The ABLE Age Adjustment Act expands eligibility for the ABLE program by raising the disability onset age limit from 26 to 46 starting in 2025. The change, led by U.S. Senator Bob Casey and endorsed by Hoolahan, puts the program in the hands of an estimated 1 million veterans, including an additional 6 million Americans.
The Pennsylvania ABLE program allows eligible individuals with an eligible disability and their family members and friends to save tax-free for disability-related expenses through a savings account while maintaining government benefits.
“On behalf of all Americans living with disabilities, I am proud to have spoken out and voted in support of the Able Age Adjustment Act. “It allows us to plan for our expenses, which not only increases our financial independence, but allows us to become self-reliant sooner,” says Houlahan. “Personally, I am proud to be able to celebrate this victory with my disabled nephew. so that it can be fed.”
“The Pennsylvania ABLE program continues to be a success story in empowering individuals with disabilities and their families to save for future expenses without jeopardizing the help and support they rely on,” said Comitta. says. “Expanding opportunities to help more Pennsylvanians, including more veterans, makes sense and is the right thing to do. I would like to thank all the people who
Pennsylvania’s ABLE program can save up to $16,000 annually (starting January 1, 2023, this cap will increase to $17,000), totaling up to $100,000 without impacting government benefits. Funding is easy to access and can be used for a wide range of disability-related expenses.
Pennsylvania ABLE account holders can choose from six different investment options and interest-bearing checking accounts. ABLE account donations and earnings can be used to save and pay for short-term or long-term disability-related expenses. Covered costs include education, housing, transportation, assistive technology, medical care, financial management, and more.

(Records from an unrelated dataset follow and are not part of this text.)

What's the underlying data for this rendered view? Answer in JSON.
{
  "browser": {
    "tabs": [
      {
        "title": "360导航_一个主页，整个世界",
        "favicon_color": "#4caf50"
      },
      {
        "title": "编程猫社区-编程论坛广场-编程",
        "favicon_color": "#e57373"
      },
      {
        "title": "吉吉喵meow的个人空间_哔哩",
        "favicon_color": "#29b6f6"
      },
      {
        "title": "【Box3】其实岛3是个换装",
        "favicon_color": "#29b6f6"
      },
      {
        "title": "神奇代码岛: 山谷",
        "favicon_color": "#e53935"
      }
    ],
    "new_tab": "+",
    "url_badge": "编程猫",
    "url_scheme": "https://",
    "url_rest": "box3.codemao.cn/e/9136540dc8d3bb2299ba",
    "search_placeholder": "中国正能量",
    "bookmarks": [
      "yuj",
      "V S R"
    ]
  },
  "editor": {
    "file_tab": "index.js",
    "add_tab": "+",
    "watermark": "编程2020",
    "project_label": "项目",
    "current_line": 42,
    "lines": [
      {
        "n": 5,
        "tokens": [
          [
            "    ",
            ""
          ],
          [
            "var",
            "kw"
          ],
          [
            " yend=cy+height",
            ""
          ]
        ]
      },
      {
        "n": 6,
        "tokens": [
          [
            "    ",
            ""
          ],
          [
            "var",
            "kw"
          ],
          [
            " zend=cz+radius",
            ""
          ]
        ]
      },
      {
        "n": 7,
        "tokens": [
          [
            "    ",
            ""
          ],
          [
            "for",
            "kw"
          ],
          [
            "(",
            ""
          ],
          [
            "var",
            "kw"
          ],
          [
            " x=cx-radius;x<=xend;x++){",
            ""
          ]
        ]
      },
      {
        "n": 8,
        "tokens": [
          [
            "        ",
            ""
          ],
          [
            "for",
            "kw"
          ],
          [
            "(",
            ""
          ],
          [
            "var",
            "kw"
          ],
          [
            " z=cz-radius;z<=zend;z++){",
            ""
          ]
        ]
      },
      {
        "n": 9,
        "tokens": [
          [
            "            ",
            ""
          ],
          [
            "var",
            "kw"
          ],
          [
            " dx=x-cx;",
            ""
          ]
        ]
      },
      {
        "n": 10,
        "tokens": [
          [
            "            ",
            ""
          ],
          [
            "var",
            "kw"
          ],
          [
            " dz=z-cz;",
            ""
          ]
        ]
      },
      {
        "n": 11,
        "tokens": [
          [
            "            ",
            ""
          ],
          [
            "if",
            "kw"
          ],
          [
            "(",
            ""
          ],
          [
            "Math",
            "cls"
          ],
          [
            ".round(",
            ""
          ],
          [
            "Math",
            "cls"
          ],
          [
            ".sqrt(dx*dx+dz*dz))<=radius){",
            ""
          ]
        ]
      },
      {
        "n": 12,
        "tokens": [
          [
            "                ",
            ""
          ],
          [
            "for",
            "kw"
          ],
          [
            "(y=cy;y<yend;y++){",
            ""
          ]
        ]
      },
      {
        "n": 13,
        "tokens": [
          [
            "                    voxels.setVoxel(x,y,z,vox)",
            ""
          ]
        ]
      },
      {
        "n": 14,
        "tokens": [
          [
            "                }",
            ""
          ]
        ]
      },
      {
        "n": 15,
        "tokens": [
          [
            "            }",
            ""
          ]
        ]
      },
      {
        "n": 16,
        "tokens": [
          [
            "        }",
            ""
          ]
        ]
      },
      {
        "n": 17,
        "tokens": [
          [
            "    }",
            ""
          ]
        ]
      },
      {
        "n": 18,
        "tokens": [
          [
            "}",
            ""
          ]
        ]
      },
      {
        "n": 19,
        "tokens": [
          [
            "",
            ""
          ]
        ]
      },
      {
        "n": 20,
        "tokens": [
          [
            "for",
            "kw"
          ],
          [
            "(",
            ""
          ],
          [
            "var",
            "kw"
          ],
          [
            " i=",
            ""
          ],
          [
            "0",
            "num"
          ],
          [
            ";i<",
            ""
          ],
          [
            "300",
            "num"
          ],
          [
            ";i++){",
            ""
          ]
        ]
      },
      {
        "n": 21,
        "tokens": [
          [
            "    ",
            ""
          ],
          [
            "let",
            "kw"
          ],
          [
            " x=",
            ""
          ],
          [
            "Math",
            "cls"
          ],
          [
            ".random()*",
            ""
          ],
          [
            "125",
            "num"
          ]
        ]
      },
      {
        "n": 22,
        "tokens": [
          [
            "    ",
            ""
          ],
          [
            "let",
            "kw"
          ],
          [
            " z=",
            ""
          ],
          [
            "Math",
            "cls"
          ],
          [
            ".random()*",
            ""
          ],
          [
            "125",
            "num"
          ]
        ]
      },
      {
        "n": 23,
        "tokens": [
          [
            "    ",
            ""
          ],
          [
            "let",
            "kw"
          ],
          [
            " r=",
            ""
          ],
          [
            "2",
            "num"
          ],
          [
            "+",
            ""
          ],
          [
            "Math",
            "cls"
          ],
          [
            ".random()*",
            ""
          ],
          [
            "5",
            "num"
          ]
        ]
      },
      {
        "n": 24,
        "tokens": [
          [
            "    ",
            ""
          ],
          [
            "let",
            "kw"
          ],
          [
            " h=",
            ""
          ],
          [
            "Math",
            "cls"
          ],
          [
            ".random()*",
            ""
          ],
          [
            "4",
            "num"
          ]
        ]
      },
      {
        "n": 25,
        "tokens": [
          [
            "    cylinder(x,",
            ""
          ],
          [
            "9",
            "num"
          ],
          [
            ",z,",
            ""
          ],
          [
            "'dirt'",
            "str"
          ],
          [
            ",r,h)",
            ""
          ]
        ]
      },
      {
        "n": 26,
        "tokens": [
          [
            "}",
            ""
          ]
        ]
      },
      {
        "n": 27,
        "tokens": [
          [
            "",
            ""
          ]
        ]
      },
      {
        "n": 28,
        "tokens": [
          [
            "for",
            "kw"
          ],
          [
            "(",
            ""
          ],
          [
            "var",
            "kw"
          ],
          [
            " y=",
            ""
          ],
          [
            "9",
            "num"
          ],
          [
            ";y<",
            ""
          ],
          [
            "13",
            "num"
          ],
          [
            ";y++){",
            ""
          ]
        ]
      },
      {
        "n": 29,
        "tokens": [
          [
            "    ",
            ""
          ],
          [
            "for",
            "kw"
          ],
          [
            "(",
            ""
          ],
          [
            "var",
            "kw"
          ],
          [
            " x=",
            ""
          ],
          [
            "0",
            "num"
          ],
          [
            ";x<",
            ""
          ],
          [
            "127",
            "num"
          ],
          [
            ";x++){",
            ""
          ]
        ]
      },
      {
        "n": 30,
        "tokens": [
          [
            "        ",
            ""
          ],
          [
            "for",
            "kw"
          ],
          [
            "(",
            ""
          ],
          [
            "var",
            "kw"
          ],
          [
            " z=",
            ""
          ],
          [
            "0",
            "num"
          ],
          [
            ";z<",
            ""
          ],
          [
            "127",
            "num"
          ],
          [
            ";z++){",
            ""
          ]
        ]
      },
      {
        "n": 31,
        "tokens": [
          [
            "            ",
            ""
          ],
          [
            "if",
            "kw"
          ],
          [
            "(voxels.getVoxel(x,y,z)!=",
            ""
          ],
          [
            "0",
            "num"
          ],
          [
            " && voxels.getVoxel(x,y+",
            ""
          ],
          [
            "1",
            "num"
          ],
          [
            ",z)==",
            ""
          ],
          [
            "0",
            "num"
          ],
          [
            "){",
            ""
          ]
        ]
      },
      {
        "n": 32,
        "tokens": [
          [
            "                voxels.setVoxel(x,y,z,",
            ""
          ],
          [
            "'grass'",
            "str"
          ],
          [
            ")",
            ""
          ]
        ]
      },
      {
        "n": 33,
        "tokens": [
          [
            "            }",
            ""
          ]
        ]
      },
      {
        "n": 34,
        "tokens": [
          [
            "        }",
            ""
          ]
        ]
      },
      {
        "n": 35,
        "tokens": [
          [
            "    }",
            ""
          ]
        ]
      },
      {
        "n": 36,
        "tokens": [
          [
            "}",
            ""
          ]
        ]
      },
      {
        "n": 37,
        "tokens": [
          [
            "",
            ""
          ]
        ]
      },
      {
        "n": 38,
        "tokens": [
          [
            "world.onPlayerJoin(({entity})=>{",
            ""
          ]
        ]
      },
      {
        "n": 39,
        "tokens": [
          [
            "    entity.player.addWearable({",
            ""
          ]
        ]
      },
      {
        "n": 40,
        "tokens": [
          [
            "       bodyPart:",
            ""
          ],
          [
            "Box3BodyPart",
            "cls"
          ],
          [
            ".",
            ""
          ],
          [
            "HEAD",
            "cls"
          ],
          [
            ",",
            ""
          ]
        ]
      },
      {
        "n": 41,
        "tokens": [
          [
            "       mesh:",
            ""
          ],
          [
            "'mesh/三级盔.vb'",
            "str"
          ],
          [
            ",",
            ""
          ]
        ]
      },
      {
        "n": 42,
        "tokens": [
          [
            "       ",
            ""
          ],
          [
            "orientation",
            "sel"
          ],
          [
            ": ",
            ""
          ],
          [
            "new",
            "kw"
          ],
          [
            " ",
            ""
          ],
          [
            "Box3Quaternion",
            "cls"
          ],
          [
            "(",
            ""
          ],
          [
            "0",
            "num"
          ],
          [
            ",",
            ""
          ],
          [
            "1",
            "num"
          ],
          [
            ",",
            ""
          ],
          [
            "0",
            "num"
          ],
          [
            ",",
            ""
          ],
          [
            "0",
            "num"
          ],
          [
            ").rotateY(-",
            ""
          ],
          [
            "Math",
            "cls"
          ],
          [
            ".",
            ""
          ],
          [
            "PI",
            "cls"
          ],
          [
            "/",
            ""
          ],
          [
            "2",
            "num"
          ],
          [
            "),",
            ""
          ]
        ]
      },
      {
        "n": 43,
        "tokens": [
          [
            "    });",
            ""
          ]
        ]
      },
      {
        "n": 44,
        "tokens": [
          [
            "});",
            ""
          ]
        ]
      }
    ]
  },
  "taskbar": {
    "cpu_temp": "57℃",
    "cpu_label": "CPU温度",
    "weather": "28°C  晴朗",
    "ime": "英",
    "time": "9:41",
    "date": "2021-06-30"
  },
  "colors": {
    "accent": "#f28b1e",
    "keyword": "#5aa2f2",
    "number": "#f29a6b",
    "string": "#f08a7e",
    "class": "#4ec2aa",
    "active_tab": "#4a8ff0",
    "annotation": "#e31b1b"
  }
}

About 6,300 Pennsylvanians have opened an ABLE account since its inception five years ago, saving more than $72 million in disability costs, according to the Pennsylvania Department of Treasury. His ABLE program in Pennsylvania is also one of the largest and fastest growing programs in the country, accounting for approximately 25% of the total assets of the 18-member National ABLE Alliance.
Eligible individuals can start saving by registering for an account at paable.gov.